- Both of Indonesia’s main Consumer Confidence Indexes increased in June, supporting our constructive view of the Indonesian economy. We continue to expect the Bank [of] Indonesia to remain on hold as inflation continues to trend down. Recent pro-growth commentary from Indonesia’s Finance Minister Agus Martowarjojo supports our bullish bias here.
- As expected the Pheu Thai won the majority in Thailand’s parliamentary elections – paving the way for populism and higher rates of inflation over the long-term tail. This is bullish for the baht (THB) and bearish for Thai short-term sovereign debt. Not ironically, Thailand is selling its first ever inflation-linked debt on July 13thto the tune of 40B baht ($1.3B).
- Bucking the general trend across the region, Taiwan’s trade data came in positive on the margin in June, with Export growth accelerating to +10.8% YoY and the YoY contraction in the Trade Balance (-$160M) was less than May’s -$1.9B.
- The NZIER Business Opinion Survey ticked up in 2Q to 27 vs. a -27 reading prior, supporting the recent strength in the Kiwi dollar.
- Though stale, May’s weak Trade data (slowing Export growth, slowing Trade Balance growth) is confirming of weak global demand that continues to stymie trade numbers across the region broadly.
- The Bank Negara of Malaysia shocked consensus forecasts by keeping its benchmark policy rate on hold at 3% and instead increased its statutory reserve requirement ratio +100bps to 4%, citing a need for further assessment of economic conditions.
- CPI came in faster in June at +4.6% YoY vs. May’s +4.5% YoY reading, underscoring a simple point we continue to stress: reported inflation is both sticky and a lagging indicator. We’ll continue to monitor market prices within the commodity complex for indication of the next leg of the global price cycle. While we don’t often take bureaucrats’ words at face value, central bank Deputy Governor Guingundo said that reported inflation is likely to peak soon, helping the bank achieve its 2011 target.

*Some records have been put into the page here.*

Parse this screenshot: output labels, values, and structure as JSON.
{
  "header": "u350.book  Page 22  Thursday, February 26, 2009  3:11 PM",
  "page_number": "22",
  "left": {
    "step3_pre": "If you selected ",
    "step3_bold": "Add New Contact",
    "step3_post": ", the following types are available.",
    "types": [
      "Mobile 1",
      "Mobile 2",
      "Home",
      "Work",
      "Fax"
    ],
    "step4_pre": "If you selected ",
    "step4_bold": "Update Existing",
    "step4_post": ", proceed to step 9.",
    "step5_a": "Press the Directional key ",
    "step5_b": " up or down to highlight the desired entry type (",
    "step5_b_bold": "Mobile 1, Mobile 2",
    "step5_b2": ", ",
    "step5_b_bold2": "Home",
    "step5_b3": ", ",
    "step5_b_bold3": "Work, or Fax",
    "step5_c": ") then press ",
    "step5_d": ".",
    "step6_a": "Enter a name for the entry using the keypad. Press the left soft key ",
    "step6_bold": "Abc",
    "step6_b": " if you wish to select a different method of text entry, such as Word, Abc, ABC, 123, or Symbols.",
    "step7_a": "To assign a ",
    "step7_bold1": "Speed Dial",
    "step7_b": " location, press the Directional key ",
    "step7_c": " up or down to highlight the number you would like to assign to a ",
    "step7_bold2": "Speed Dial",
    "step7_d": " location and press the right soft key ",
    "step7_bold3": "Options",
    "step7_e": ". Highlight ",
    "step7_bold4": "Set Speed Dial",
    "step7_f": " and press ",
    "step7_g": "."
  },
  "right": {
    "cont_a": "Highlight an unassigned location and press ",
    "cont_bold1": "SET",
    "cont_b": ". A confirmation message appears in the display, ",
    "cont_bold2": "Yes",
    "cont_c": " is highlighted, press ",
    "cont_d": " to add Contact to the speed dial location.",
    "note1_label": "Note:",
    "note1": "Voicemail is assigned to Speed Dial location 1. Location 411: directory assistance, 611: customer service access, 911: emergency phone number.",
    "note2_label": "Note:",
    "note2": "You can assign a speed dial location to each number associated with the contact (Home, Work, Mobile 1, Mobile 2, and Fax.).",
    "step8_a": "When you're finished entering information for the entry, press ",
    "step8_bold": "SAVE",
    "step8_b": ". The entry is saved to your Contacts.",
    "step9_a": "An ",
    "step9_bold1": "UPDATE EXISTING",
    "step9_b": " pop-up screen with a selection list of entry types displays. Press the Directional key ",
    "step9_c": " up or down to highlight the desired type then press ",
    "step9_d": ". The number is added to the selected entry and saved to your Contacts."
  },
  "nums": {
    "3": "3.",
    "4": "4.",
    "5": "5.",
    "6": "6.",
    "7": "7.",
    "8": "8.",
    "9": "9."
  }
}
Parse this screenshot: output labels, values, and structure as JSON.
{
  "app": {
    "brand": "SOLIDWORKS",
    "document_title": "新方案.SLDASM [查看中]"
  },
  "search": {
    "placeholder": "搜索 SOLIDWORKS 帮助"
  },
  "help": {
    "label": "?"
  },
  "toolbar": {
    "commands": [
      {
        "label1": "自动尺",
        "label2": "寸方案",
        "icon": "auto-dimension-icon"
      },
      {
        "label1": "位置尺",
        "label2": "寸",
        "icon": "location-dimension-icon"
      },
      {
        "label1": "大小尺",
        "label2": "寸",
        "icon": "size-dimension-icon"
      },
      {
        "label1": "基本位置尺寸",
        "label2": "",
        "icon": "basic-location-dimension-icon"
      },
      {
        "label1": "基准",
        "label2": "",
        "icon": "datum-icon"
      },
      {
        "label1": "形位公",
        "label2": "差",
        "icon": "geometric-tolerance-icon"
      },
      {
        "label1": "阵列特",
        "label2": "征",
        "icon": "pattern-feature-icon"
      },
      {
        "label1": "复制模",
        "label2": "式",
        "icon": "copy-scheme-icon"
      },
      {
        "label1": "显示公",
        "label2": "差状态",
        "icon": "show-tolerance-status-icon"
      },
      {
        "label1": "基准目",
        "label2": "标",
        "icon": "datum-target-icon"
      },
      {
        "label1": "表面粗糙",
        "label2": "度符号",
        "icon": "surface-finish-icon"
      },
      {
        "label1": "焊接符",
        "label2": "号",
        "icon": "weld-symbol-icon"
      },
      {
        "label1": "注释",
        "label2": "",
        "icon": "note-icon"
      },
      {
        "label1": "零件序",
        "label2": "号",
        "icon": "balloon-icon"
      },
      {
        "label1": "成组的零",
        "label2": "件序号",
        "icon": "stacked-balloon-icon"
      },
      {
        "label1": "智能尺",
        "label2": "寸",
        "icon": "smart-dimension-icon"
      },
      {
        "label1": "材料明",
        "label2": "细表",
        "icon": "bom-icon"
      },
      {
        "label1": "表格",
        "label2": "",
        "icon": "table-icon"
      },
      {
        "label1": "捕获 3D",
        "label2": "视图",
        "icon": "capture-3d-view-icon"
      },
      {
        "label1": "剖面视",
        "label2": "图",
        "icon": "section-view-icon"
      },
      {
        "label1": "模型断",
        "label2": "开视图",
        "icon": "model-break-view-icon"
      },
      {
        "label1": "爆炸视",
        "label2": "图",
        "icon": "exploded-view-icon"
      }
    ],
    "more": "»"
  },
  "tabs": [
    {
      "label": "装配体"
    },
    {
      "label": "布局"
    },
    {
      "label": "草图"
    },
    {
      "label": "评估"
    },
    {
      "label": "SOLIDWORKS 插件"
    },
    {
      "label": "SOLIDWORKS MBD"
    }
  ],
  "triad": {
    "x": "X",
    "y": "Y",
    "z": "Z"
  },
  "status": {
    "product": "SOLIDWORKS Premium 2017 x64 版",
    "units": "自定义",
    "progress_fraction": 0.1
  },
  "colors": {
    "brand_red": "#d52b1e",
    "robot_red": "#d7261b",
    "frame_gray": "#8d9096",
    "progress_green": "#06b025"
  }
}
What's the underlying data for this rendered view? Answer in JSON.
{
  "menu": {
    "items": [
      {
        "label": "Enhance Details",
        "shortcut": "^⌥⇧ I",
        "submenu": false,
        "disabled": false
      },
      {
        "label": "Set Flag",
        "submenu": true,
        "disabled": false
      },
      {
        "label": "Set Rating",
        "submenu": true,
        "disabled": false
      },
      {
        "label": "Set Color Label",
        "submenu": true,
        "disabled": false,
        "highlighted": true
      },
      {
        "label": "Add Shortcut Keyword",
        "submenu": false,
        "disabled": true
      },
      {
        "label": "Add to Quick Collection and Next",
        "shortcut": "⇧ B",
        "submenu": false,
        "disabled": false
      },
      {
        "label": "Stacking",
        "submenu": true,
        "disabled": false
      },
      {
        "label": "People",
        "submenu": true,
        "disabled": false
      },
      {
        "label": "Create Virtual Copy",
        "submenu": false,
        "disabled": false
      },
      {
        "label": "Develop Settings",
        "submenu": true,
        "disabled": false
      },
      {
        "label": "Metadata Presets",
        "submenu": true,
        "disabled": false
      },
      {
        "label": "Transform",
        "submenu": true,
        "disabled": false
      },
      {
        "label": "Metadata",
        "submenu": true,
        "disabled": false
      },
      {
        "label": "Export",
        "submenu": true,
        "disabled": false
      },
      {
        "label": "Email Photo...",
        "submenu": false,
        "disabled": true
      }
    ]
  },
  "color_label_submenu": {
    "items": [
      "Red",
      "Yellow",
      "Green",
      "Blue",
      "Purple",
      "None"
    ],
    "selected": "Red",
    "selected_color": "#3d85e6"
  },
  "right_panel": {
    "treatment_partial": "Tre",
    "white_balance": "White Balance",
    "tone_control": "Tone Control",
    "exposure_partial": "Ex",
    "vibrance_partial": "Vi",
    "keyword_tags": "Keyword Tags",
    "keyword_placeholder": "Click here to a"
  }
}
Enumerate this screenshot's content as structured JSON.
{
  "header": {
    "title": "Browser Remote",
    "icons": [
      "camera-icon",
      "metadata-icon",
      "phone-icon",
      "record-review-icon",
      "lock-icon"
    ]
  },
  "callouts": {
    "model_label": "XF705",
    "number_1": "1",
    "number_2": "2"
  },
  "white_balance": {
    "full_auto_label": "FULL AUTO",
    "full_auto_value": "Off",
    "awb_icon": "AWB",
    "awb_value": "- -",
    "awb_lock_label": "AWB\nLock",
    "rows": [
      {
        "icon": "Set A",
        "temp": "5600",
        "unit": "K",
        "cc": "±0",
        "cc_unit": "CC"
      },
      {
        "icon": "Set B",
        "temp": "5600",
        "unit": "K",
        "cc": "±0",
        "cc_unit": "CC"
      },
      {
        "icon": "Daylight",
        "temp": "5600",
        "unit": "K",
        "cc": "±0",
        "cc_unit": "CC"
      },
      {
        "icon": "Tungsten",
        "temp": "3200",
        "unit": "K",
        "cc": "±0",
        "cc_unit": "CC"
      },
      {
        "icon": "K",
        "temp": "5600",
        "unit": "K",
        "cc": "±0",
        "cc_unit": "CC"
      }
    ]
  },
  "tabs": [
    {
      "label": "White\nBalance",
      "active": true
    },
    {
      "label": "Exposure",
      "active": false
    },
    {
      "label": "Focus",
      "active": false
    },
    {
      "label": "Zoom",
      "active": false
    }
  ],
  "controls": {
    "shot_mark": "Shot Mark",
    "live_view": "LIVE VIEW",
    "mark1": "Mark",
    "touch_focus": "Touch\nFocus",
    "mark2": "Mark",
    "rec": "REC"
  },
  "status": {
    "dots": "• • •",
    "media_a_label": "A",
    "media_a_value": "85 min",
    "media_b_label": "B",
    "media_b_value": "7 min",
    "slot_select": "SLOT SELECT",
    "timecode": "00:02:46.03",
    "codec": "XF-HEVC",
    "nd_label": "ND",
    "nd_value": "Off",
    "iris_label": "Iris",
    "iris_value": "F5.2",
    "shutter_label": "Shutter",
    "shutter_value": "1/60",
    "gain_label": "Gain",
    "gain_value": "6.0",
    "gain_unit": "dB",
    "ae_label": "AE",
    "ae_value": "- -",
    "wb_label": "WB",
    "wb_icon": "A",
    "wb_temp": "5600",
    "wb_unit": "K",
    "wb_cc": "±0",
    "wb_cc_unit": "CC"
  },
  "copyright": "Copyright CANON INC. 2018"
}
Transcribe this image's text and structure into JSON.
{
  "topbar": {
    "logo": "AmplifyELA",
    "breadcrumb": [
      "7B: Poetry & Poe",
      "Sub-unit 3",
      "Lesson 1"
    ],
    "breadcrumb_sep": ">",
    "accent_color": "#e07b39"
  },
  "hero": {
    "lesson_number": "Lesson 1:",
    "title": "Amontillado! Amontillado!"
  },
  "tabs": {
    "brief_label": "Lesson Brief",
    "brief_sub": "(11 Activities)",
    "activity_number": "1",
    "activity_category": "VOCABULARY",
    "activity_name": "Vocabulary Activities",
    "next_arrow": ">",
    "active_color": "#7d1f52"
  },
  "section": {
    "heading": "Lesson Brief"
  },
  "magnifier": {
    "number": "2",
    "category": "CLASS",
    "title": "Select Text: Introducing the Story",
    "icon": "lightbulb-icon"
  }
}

- The central bank said that its decision to cut its repurchase rate -100bps to 14% on Monday was not a “policy signal”. We’re not sure what this means, but we are sure that the Vietnamese central bank continues to showcase their general incompetence, for lack of a better phrase. Pardon our frankness, but the numbers speak for themselves here: Vietnamese CPI is currently running at +21.8% YoY and the Vietnamese dong down -5.3% YTD vs. the USD – far and away the worst performer in Asia. Down -11.2% YTD, the Ho Chi Minh Index isn’t looking too great either.